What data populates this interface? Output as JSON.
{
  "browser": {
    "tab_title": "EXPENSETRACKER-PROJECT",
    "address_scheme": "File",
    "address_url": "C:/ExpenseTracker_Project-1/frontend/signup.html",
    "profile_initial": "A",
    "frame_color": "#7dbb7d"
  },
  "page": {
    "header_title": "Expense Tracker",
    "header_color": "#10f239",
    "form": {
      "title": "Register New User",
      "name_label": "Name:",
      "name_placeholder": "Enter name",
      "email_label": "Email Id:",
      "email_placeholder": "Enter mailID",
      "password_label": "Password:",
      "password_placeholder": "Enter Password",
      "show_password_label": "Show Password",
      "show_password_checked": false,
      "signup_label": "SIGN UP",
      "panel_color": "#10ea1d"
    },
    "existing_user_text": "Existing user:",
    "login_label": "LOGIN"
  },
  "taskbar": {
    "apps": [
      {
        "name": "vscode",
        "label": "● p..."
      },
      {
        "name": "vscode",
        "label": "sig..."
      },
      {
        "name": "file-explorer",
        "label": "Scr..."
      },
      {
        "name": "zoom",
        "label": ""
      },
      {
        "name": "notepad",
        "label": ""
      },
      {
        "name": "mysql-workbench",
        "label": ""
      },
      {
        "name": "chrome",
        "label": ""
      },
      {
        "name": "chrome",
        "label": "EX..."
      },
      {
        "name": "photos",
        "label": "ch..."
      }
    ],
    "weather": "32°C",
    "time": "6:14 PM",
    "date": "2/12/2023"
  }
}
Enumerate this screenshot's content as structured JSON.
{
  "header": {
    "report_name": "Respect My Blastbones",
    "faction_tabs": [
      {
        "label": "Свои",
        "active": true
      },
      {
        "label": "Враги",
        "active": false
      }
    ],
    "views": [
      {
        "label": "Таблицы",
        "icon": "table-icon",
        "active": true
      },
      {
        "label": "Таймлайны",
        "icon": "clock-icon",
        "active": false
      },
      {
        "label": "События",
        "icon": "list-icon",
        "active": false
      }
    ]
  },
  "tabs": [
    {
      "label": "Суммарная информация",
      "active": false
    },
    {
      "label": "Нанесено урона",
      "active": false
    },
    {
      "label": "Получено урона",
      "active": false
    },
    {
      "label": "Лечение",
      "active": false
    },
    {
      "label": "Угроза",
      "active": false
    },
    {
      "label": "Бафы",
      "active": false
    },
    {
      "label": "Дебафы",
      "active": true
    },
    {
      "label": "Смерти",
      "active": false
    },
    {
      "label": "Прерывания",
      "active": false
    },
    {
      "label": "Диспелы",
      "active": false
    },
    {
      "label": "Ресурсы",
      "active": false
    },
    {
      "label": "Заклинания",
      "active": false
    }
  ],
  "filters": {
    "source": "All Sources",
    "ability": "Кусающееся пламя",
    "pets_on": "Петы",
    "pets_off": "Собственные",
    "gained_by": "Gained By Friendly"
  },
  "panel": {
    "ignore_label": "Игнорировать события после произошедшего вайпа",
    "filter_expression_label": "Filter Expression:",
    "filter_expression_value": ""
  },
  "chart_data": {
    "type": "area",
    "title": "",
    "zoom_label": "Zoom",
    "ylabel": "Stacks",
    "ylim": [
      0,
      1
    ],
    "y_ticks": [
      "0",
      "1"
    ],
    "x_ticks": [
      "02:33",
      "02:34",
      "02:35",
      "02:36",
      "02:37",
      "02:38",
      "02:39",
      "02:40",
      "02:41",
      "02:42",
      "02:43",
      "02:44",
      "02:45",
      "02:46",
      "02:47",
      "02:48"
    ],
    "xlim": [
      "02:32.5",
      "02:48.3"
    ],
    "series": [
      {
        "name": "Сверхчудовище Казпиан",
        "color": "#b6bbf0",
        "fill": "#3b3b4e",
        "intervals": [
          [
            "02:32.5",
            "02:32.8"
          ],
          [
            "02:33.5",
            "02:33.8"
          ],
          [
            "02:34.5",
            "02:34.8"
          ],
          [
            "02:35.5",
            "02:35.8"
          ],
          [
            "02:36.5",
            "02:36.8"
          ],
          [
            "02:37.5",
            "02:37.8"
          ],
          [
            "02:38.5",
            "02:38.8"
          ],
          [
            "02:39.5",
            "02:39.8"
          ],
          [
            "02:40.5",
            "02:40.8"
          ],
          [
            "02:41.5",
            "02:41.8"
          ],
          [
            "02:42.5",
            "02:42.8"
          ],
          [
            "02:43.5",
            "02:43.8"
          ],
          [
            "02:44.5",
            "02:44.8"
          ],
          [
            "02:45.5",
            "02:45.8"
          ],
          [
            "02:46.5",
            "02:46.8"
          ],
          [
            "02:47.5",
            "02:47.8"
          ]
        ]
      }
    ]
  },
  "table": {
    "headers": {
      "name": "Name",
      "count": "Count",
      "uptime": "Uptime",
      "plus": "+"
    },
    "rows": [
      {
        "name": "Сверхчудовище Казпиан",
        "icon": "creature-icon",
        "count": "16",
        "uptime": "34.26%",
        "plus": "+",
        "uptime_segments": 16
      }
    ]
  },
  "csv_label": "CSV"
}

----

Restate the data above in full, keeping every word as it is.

What data populates this interface? Output as JSON.
{
  "browser": {
    "tab_title": "EXPENSETRACKER-PROJECT",
    "address_scheme": "File",
    "address_url": "C:/ExpenseTracker_Project-1/frontend/signup.html",
    "profile_initial": "A",
    "frame_color": "#7dbb7d"
  },
  "page": {
    "header_title": "Expense Tracker",
    "header_color": "#10f239",
    "form": {
      "title": "Register New User",
      "name_label": "Name:",
      "name_placeholder": "Enter name",
      "email_label": "Email Id:",
      "email_placeholder": "Enter mailID",
      "password_label": "Password:",
      "password_placeholder": "Enter Password",
      "show_password_label": "Show Password",
      "show_password_checked": false,
      "signup_label": "SIGN UP",
      "panel_color": "#10ea1d"
    },
    "existing_user_text": "Existing user:",
    "login_label": "LOGIN"
  },
  "taskbar": {
    "apps": [
      {
        "name": "vscode",
        "label": "● p..."
      },
      {
        "name": "vscode",
        "label": "sig..."
      },
      {
        "name": "file-explorer",
        "label": "Scr..."
      },
      {
        "name": "zoom",
        "label": ""
      },
      {
        "name": "notepad",
        "label": ""
      },
      {
        "name": "mysql-workbench",
        "label": ""
      },
      {
        "name": "chrome",
        "label": ""
      },
      {
        "name": "chrome",
        "label": "EX..."
      },
      {
        "name": "photos",
        "label": "ch..."
      }
    ],
    "weather": "32°C",
    "time": "6:14 PM",
    "date": "2/12/2023"
  }
}
Enumerate this screenshot's content as structured JSON.
{
  "header": {
    "report_name": "Respect My Blastbones",
    "faction_tabs": [
      {
        "label": "Свои",
        "active": true
      },
      {
        "label": "Враги",
        "active": false
      }
    ],
    "views": [
      {
        "label": "Таблицы",
        "icon": "table-icon",
        "active": true
      },
      {
        "label": "Таймлайны",
        "icon": "clock-icon",
        "active": false
      },
      {
        "label": "События",
        "icon": "list-icon",
        "active": false
      }
    ]
  },
  "tabs": [
    {
      "label": "Суммарная информация",
      "active": false
    },
    {
      "label": "Нанесено урона",
      "active": false
    },
    {
      "label": "Получено урона",
      "active": false
    },
    {
      "label": "Лечение",
      "active": false
    },
    {
      "label": "Угроза",
      "active": false
    },
    {
      "label": "Бафы",
      "active": false
    },
    {
      "label": "Дебафы",
      "active": true
    },
    {
      "label": "Смерти",
      "active": false
    },
    {
      "label": "Прерывания",
      "active": false
    },
    {
      "label": "Диспелы",
      "active": false
    },
    {
      "label": "Ресурсы",
      "active": false
    },
    {
      "label": "Заклинания",
      "active": false
    }
  ],
  "filters": {
    "source": "All Sources",
    "ability": "Кусающееся пламя",
    "pets_on": "Петы",
    "pets_off": "Собственные",
    "gained_by": "Gained By Friendly"
  },
  "panel": {
    "ignore_label": "Игнорировать события после произошедшего вайпа",
    "filter_expression_label": "Filter Expression:",
    "filter_expression_value": ""
  },
  "chart_data": {
    "type": "area",
    "title": "",
    "zoom_label": "Zoom",
    "ylabel": "Stacks",
    "ylim": [
      0,
      1
    ],
    "y_ticks": [
      "0",
      "1"
    ],
    "x_ticks": [
      "02:33",
      "02:34",
      "02:35",
      "02:36",
      "02:37",
      "02:38",
      "02:39",
      "02:40",
      "02:41",
      "02:42",
      "02:43",
      "02:44",
      "02:45",
      "02:46",
      "02:47",
      "02:48"
    ],
    "xlim": [
      "02:32.5",
      "02:48.3"
    ],
    "series": [
      {
        "name": "Сверхчудовище Казпиан",
        "color": "#b6bbf0",
        "fill": "#3b3b4e",
        "intervals": [
          [
            "02:32.5",
            "02:32.8"
          ],
          [
            "02:33.5",
            "02:33.8"
          ],
          [
            "02:34.5",
            "02:34.8"
          ],
          [
            "02:35.5",
            "02:35.8"
          ],
          [
            "02:36.5",
            "02:36.8"
          ],
          [
            "02:37.5",
            "02:37.8"
          ],
          [
            "02:38.5",
            "02:38.8"
          ],
          [
            "02:39.5",
            "02:39.8"
          ],
          [
            "02:40.5",
            "02:40.8"
          ],
          [
            "02:41.5",
            "02:41.8"
          ],
          [
            "02:42.5",
            "02:42.8"
          ],
          [
            "02:43.5",
            "02:43.8"
          ],
          [
            "02:44.5",
            "02:44.8"
          ],
          [
            "02:45.5",
            "02:45.8"
          ],
          [
            "02:46.5",
            "02:46.8"
          ],
          [
            "02:47.5",
            "02:47.8"
          ]
        ]
      }
    ]
  },
  "table": {
    "headers": {
      "name": "Name",
      "count": "Count",
      "uptime": "Uptime",
      "plus": "+"
    },
    "rows": [
      {
        "name": "Сверхчудовище Казпиан",
        "icon": "creature-icon",
        "count": "16",
        "uptime": "34.26%",
        "plus": "+",
        "uptime_segments": 16
      }
    ]
  },
  "csv_label": "CSV"
}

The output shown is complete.